The largest insurance company in Britain has announced that all new parents are to be offered the same amount of paid leave after a child's birth.
Aviva is offering one full year of leave, with half of that term to be on full pay.
The firm said the terms will apply to all employees, irrespective of their gender or sexuality. Further, it won't matter on how the employees became a parent, be it by birth, adoption or surrogacy.
Aviva said the rule change creates a "level playing field for men and women" who want to balance time with their newborn with career progression.
As it stands in the U.K., only mothers are entitled to 52 weeks maternity leave. Laws dictate that maternity pay covers the first 39 weeks of a child's life.
This is usually paid at 90 percent of the mother's weekly wage for the first six weeks, before a lower rate kicks in — the legal minimum amount that an employer can offer, although contracts vary.
Shared parental leave, which allows both parents to share up to 50 weeks out of the office, was introduced in the U.K. in 2015 as an available replacement for maternity leave.
But research by EMW, a commercial law firm, showed that between April 2016 and March 2017, just 8,700 new parents took advantage of the new laws — a tiny proportion.

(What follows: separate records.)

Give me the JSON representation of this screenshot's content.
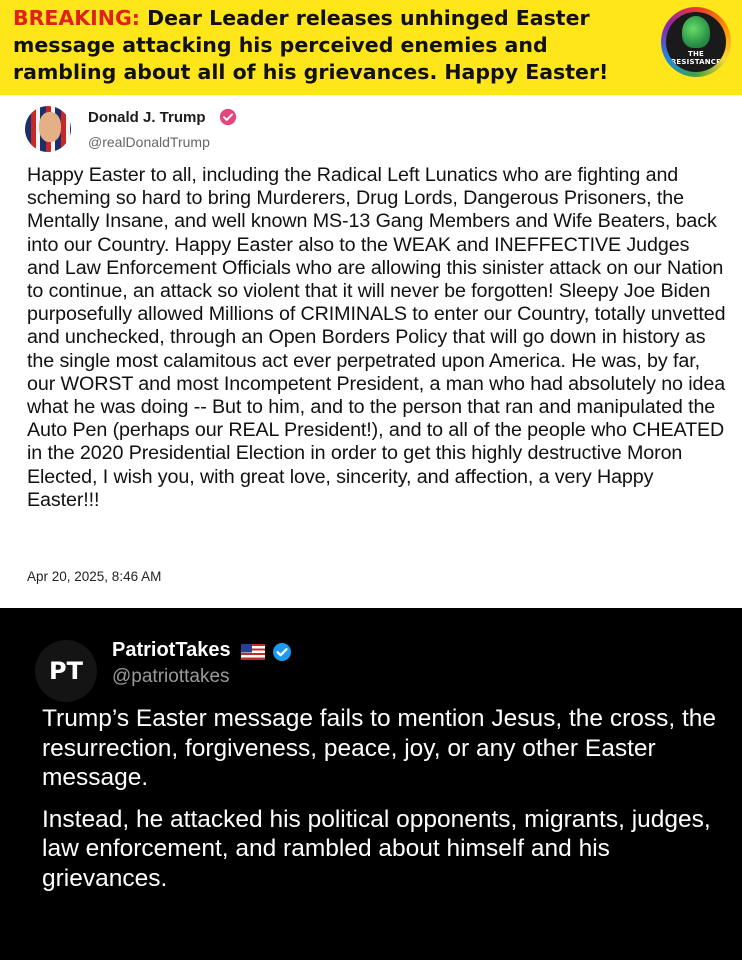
{
  "banner": {
    "breaking_label": "BREAKING:",
    "headline": "Dear Leader releases unhinged Easter message attacking his perceived enemies and rambling about all of his grievances. Happy Easter!",
    "logo_text_line1": "THE",
    "logo_text_line2": "RESISTANCE"
  },
  "post1": {
    "display_name": "Donald J. Trump",
    "handle": "@realDonaldTrump",
    "verified_color": "#e6447a",
    "body": "Happy Easter to all, including the Radical Left Lunatics who are fighting and scheming so hard to bring Murderers, Drug Lords, Dangerous Prisoners, the Mentally Insane, and well known MS-13 Gang Members and Wife Beaters, back into our Country. Happy Easter also to the WEAK and INEFFECTIVE Judges and Law Enforcement Officials who are allowing this sinister attack on our Nation to continue, an attack so violent that it will never be forgotten! Sleepy Joe Biden purposefully allowed Millions of CRIMINALS to enter our Country, totally unvetted and unchecked, through an Open Borders Policy that will go down in history as the single most calamitous act ever perpetrated upon America. He was, by far, our WORST and most Incompetent President, a man who had absolutely no idea what he was doing -- But to him, and to the person that ran and manipulated the Auto Pen (perhaps our REAL President!), and to all of the people who CHEATED in the 2020 Presidential Election in order to get this highly destructive Moron Elected, I wish you, with great love, sincerity, and affection, a very Happy Easter!!!",
    "timestamp": "Apr 20, 2025, 8:46 AM"
  },
  "post2": {
    "avatar_text": "PT",
    "display_name": "PatriotTakes",
    "handle": "@patriottakes",
    "verified_color": "#1d9bf0",
    "paragraph1": "Trump’s Easter message fails to mention Jesus, the cross, the resurrection, forgiveness, peace, joy, or any other Easter message.",
    "paragraph2": "Instead, he attacked his political opponents, migrants, judges, law enforcement, and rambled about himself and his grievances."
  },
  "colors": {
    "banner_bg": "#ffe61a",
    "breaking_red": "#e0201b",
    "card2_bg": "#000000"
  }
}
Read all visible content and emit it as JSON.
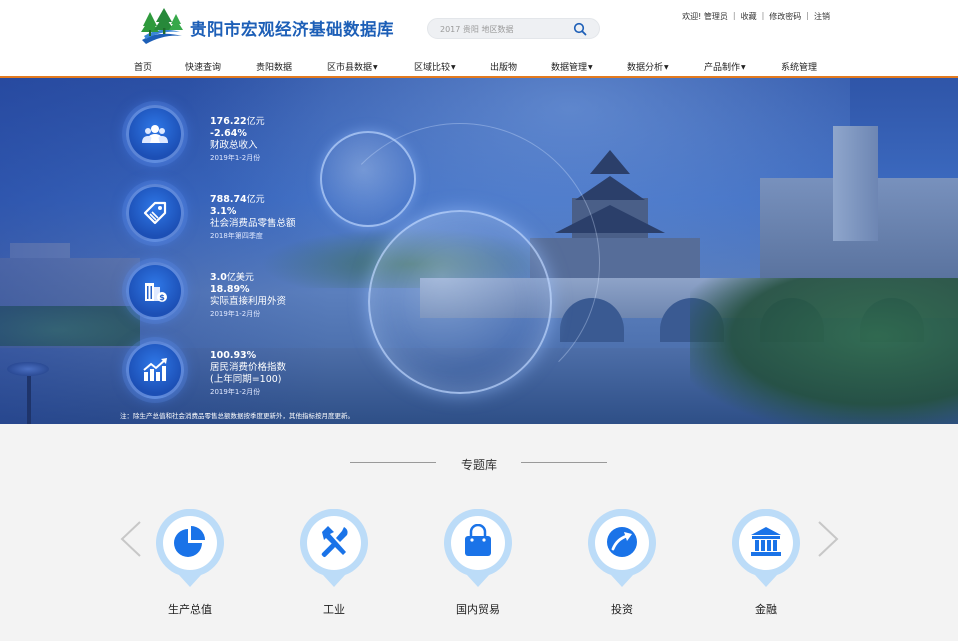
{
  "header": {
    "site_title": "贵阳市宏观经济基础数据库",
    "search_placeholder": "2017 贵阳 地区数据",
    "user_links": [
      "欢迎! 管理员",
      "收藏",
      "修改密码",
      "注销"
    ]
  },
  "nav": {
    "items": [
      {
        "label": "首页",
        "dropdown": false
      },
      {
        "label": "快速查询",
        "dropdown": false
      },
      {
        "label": "贵阳数据",
        "dropdown": false
      },
      {
        "label": "区市县数据",
        "dropdown": true
      },
      {
        "label": "区域比较",
        "dropdown": true
      },
      {
        "label": "出版物",
        "dropdown": false
      },
      {
        "label": "数据管理",
        "dropdown": true
      },
      {
        "label": "数据分析",
        "dropdown": true
      },
      {
        "label": "产品制作",
        "dropdown": true
      },
      {
        "label": "系统管理",
        "dropdown": false
      }
    ],
    "accent_color": "#e27a1f"
  },
  "banner": {
    "stats": [
      {
        "icon": "people-icon",
        "value": "176.22",
        "unit": "亿元",
        "change": "-2.64%",
        "name": "财政总收入",
        "date": "2019年1-2月份"
      },
      {
        "icon": "price-tag-icon",
        "value": "788.74",
        "unit": "亿元",
        "change": "3.1%",
        "name": "社会消费品零售总额",
        "date": "2018年第四季度"
      },
      {
        "icon": "building-dollar-icon",
        "value": "3.0",
        "unit": "亿美元",
        "change": "18.89%",
        "name": "实际直接利用外资",
        "date": "2019年1-2月份"
      },
      {
        "icon": "trend-chart-icon",
        "value": "100.93%",
        "unit": "",
        "change": "居民消费价格指数",
        "name": "(上年同期=100)",
        "date": "2019年1-2月份"
      }
    ],
    "note": "注：除生产总值和社会消费品零售总额数据按季度更新外，其他指标按月度更新。"
  },
  "topics": {
    "title": "专题库",
    "items": [
      {
        "label": "生产总值",
        "icon": "pie-chart-icon"
      },
      {
        "label": "工业",
        "icon": "tools-icon"
      },
      {
        "label": "国内贸易",
        "icon": "shopping-bag-icon"
      },
      {
        "label": "投资",
        "icon": "investment-icon"
      },
      {
        "label": "金融",
        "icon": "bank-icon"
      }
    ]
  },
  "colors": {
    "brand_blue": "#1d5fb7",
    "icon_blue": "#1a73e8",
    "pin_light": "#bcdcf8"
  }
}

Analysis by the trade union body TUC suggested that the UK ranked 22nd out of 24 European countries that offered statutory maternity leave.
In the United States, mothers only receive 12 weeks of guaranteed leave following the birth of a child and there is no law requiring businesses to offer any pay.
In 2015, Netflix announced that it would start offering employees "unlimited" maternity and paternity leave on full pay through the first year after a child's birth or adoption.